      • ‘The series of purely planar images oscillates and beyond fourth order the residual image energy can be accurately approximated analytically.’
      • ‘This arrangement for approximating the exchange rates of member currencies one to another became known as the ‘snake-in-the-tunnel’.’
      • ‘We used uniform prior probabilities and four rate categories to approximate the distribution.’
      • ‘These three statistical comparisons allowed us to test which method most accurately approximates the ideal.’
      • ‘However, the true tree is not known, and is approximated by a tree estimated from the whole sequence alignment.’
      • ‘Archimedes also gave an accurate approximation to p and showed that he could approximate square roots accurately.’
      • ‘Compare each method on how accurately it approximates the likelihood surface.’
      • ‘Within-island genetic uniformity decreased significantly with increasing population size, as approximated by total island area and vegetated area.’
      • ‘The latter was calculated by approximating the surface area to that of a spheroid.’
      • ‘The expansion rate of the pulp surface area is approximated by the expansion rate of the fruit surface area, which is a model input.’
      • ‘Properties of the posterior distribution of a parameter, such as its mean or density curve, are approximated without explicit likelihood calculations.’
      • ‘At that time they were thought - probably accurately - to approximate the ages at which most people were no longer fit for full-time work.’
      • ‘Hence, the ratio of the estimated parameter to its standard error approximates a Z-distribution for large samples and can be used to test the parameters.’
      • ‘For short time periods the probability of finding food will then approach 1.0, and, because the winter diet is not very diverse, the energy gain can be approximated as a rate.’
      • ‘Gap size was approximated using the formula for the area of an ellipse.’
      • ‘The three definitions include or exclude certain items in an effort to provide a picture of inflation that more accurately approximates the particular inflation of individuals, groups, companies or economic sectors.’
      • ‘Some other economists hold that the natural rate fluctuates over time and reject the notion that the natural rate can be approximated by an average figure.’
      estimate, calculate, make a guess at, make an estimate of
      View synonyms

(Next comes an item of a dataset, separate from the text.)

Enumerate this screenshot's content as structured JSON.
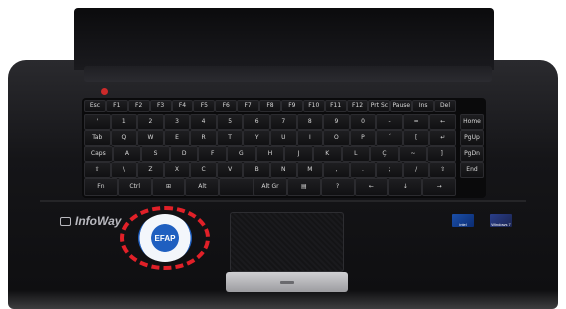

Origin

Late Middle English (in the adjectival sense ‘close, similar’): from late Latin approximatus, past participle of approximare, from ad- to + proximus very near. The verb (originally meaning ‘bring close’) arose in the mid 17th century; the current adjectival sense dates from the early 19th century.

Pronunciation:

approximate

Adjective/əˈprɒksɪmət/

approximate

Verb/əˈprɒksɪmeɪt/